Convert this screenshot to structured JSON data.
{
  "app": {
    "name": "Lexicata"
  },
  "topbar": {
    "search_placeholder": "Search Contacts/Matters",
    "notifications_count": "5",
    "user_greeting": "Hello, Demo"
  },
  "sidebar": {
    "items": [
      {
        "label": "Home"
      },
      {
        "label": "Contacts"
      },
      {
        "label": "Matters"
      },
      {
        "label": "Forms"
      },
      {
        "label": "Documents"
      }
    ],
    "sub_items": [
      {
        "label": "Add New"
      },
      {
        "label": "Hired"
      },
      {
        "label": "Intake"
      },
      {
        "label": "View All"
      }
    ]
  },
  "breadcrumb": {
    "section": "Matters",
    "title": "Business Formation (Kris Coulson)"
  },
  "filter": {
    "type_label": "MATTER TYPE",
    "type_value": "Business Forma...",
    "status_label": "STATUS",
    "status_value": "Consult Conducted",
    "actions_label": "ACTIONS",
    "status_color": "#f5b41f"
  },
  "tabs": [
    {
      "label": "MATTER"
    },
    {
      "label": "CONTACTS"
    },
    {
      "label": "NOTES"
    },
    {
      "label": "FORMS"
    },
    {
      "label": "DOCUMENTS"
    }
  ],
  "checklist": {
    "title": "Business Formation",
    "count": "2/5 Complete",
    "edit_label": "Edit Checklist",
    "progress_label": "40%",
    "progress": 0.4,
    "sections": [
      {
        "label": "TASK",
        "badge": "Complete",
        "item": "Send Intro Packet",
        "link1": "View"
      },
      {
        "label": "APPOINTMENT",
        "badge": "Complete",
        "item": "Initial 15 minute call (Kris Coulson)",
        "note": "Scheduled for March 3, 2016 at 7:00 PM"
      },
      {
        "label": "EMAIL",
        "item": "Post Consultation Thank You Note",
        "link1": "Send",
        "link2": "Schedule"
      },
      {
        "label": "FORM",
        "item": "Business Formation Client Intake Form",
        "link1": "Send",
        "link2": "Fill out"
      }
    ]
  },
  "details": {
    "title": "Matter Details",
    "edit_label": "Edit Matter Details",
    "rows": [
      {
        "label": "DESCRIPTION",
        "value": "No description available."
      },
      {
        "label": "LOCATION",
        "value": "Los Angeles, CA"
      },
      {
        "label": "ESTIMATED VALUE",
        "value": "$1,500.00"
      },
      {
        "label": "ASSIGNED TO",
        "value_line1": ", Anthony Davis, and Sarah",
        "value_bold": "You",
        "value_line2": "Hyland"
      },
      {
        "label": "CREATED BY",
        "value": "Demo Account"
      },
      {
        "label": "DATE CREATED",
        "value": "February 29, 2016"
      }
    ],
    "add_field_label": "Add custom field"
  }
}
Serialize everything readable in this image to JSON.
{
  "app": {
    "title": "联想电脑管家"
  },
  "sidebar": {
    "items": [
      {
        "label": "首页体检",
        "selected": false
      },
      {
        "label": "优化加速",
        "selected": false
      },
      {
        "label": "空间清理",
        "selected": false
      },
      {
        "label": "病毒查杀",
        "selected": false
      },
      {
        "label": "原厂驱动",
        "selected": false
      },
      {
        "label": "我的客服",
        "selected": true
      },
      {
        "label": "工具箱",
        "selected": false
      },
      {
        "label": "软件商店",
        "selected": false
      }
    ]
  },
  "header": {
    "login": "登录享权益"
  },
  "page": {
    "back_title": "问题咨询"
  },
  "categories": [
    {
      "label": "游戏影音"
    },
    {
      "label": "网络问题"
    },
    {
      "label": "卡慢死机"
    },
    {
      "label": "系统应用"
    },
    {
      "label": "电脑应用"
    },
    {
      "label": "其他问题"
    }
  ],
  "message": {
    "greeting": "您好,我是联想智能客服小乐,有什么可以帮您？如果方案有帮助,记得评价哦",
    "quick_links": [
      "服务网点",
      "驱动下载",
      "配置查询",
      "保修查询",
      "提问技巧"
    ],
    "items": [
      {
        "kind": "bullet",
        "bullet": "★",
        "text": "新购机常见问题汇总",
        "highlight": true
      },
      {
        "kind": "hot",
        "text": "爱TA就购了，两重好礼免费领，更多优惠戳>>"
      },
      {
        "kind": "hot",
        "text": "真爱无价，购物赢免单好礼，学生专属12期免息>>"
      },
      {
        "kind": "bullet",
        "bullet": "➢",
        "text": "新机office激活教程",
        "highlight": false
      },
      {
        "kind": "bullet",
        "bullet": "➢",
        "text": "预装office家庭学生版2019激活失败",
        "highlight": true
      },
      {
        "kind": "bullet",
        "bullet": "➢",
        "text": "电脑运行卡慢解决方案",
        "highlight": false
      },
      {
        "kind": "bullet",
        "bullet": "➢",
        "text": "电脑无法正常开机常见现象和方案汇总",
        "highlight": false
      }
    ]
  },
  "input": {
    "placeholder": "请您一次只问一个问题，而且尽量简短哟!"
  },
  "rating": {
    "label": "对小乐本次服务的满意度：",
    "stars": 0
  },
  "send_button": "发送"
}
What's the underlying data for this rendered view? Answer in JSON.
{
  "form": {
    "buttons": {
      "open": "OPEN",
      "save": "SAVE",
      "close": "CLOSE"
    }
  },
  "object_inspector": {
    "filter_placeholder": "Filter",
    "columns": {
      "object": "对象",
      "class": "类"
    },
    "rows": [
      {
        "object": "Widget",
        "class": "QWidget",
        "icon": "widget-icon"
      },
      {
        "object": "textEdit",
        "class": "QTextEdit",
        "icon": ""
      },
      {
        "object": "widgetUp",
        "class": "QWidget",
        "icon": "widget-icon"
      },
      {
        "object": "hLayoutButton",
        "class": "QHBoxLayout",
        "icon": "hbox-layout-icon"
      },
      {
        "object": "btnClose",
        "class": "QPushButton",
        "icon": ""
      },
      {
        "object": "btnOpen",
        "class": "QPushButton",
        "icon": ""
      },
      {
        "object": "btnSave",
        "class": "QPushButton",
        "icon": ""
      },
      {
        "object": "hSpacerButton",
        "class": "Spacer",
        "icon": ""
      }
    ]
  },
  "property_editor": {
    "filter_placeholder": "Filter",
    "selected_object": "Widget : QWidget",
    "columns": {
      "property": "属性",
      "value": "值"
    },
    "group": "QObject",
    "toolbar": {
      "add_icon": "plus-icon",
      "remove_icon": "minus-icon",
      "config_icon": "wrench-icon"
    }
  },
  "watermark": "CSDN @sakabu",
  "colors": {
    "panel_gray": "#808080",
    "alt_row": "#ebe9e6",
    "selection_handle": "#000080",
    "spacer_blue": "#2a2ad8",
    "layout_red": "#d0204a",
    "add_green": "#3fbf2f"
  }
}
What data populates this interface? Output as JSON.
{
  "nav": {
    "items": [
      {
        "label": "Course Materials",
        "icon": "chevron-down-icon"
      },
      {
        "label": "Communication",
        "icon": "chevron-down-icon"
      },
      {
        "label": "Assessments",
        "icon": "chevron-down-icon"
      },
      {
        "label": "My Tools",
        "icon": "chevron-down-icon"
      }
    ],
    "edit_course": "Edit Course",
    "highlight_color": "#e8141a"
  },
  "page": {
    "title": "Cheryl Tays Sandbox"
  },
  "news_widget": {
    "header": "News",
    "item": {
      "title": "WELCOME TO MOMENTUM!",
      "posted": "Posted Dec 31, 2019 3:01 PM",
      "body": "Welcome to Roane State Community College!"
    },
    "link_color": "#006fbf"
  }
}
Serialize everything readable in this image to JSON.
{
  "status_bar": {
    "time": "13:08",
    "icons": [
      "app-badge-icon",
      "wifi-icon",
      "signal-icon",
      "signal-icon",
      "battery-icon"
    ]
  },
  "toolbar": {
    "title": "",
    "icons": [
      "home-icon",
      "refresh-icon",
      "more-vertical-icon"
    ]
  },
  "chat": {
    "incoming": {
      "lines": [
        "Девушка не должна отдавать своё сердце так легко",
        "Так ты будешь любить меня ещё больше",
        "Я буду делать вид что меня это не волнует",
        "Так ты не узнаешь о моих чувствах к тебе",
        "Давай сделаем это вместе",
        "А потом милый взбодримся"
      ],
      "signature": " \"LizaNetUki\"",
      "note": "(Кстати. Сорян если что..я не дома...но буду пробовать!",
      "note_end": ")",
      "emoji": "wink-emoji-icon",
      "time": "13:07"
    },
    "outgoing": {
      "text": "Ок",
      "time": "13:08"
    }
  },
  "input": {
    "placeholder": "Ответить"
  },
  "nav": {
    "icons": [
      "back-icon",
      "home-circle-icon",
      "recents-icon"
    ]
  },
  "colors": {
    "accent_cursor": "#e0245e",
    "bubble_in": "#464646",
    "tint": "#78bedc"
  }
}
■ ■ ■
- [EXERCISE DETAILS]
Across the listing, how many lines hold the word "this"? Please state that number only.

- [WORKED SOLUTION]
5